Extracted material section start
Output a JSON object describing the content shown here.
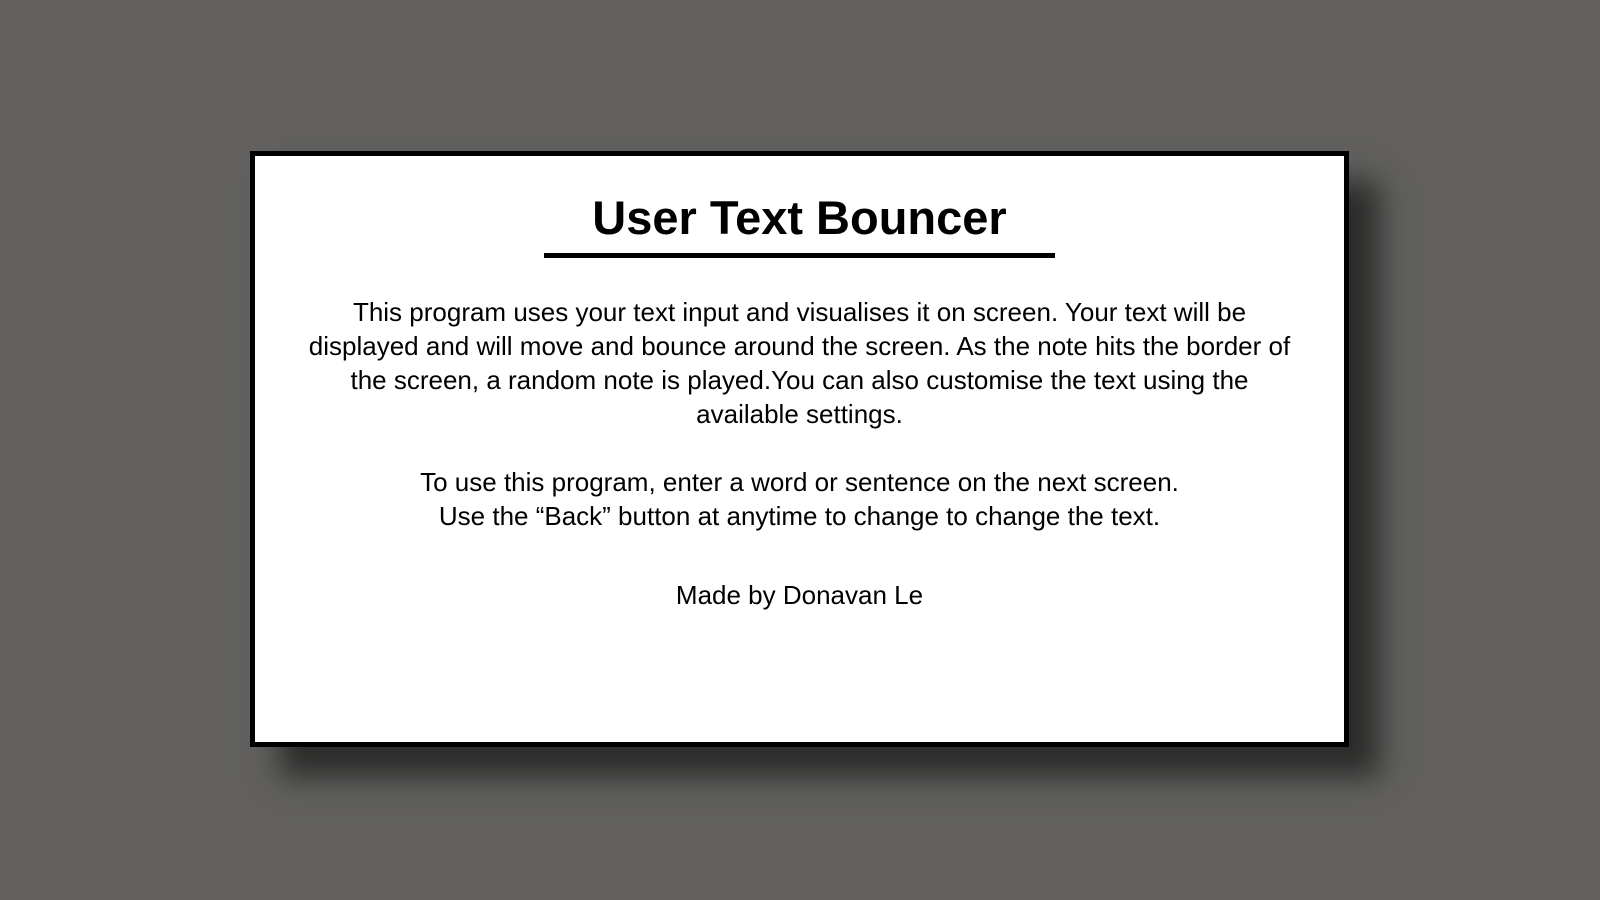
{
  "window": {
    "title": "User Text Bouncer",
    "description": "This program uses your text input and visualises it on screen. Your text will be displayed and will move and bounce around the screen. As the note hits the border of the screen, a random note is played.You can also customise the text using the available settings.",
    "instructions": [
      "To use this program, enter a word or sentence on the next screen.",
      "Use the “Back” button at anytime to change to change the text."
    ],
    "credit": "Made by Donavan Le"
  },
  "colors": {
    "background": "#61605e",
    "card": "#ffffff",
    "border": "#000000",
    "text": "#000000"
  }
}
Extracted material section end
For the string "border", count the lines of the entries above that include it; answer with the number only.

2